● What you have to do
Bring together every line in the data that includes "title".
Data extracts section start
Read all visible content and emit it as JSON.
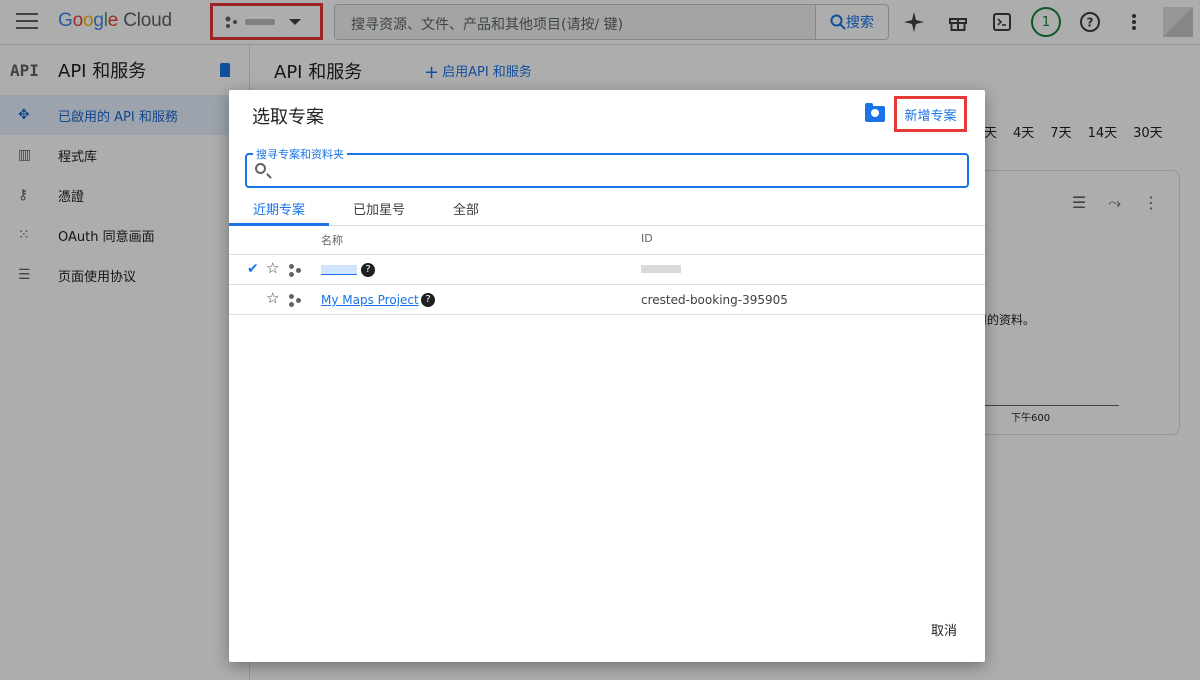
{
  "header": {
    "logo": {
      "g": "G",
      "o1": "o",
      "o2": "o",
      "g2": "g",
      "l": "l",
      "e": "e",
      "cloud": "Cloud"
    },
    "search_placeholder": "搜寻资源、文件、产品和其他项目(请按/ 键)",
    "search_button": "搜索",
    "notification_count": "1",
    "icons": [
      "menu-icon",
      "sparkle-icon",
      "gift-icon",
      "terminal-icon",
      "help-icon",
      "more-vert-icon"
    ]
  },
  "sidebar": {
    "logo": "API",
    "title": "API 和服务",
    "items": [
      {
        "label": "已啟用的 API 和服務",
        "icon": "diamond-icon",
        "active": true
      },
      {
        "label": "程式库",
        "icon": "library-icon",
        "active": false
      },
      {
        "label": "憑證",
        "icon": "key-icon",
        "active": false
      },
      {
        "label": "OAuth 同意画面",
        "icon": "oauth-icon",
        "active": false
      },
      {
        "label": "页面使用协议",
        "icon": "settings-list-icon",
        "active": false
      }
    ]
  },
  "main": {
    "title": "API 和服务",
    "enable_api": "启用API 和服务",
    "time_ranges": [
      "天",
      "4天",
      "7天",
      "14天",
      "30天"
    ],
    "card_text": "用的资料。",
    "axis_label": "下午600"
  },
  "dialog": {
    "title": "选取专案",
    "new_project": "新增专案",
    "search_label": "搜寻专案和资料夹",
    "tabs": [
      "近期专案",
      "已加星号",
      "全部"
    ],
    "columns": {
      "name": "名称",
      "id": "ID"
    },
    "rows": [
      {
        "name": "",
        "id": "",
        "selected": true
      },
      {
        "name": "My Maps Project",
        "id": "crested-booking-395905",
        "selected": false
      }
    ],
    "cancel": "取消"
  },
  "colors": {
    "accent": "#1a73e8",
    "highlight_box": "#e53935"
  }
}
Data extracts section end
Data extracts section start
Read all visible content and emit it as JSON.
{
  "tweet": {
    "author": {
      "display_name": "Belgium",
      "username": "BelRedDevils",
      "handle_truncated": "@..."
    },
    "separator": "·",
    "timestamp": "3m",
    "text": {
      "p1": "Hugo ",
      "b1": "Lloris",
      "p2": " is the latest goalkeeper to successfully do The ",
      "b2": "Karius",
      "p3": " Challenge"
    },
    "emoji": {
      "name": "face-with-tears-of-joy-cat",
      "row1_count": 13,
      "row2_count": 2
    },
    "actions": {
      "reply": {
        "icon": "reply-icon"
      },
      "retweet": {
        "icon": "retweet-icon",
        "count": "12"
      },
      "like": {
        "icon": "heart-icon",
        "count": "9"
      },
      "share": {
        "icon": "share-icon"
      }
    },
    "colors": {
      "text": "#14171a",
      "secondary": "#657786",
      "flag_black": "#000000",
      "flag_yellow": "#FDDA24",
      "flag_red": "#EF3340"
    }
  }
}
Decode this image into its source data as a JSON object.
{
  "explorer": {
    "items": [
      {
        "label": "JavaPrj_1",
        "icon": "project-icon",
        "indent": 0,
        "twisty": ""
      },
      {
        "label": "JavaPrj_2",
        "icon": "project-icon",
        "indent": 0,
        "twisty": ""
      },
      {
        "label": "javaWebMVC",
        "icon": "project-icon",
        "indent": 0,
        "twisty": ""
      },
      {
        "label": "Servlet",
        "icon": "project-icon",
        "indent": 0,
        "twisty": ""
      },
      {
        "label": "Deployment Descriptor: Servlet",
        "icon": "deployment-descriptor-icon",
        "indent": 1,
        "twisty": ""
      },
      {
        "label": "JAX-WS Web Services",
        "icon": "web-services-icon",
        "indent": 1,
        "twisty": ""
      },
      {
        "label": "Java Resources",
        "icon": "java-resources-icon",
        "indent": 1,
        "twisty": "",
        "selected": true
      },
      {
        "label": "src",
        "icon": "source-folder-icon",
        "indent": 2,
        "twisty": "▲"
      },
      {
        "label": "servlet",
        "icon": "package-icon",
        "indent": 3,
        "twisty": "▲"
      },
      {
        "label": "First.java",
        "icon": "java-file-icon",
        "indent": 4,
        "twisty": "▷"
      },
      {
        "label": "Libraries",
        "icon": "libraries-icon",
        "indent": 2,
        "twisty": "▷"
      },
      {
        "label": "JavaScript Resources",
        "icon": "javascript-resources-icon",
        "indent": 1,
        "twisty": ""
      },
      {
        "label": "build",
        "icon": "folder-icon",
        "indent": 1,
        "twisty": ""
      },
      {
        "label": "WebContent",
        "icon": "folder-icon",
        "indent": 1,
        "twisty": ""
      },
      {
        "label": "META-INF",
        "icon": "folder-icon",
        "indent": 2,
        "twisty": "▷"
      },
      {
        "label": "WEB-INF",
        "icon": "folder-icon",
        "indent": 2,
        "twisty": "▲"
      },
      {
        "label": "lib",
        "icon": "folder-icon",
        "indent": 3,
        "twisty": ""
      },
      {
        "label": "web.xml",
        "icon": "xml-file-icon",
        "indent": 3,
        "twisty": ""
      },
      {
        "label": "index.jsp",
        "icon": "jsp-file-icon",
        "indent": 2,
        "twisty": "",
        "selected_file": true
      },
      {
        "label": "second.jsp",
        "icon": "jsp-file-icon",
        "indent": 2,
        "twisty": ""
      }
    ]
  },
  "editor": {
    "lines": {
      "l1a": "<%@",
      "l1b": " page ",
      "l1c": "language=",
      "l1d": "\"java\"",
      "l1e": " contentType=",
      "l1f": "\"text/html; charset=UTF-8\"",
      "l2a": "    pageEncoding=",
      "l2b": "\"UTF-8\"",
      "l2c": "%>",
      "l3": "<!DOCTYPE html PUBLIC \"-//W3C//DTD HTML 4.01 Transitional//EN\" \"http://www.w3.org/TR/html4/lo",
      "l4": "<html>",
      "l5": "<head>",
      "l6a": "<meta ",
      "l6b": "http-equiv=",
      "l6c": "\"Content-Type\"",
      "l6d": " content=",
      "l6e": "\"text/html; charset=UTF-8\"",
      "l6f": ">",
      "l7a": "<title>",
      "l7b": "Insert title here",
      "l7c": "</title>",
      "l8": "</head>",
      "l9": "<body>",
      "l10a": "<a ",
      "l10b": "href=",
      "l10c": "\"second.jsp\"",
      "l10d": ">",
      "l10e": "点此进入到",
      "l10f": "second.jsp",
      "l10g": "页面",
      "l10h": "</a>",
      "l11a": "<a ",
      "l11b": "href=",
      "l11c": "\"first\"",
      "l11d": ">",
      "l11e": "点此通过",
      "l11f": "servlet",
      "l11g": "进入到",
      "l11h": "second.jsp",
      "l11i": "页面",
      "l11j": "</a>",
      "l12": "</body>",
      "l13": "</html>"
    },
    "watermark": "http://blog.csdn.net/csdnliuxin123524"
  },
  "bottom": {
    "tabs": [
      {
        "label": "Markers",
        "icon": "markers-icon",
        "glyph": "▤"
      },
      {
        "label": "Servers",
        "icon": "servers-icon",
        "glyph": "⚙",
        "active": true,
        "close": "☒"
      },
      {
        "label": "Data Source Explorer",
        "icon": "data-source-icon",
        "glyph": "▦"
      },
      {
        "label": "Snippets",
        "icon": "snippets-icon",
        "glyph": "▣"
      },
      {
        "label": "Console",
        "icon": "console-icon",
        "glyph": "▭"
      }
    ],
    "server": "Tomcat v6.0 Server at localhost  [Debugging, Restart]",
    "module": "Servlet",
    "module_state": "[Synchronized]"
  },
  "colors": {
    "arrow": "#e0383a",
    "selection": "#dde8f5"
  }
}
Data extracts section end
● Exercise output
    "title": "API 和服务",
    "title": "API 和服务",
    "title": "选取专案",
      "l7a": "<title>",
      "l7b": "Insert title here",
      "l7c": "</title>",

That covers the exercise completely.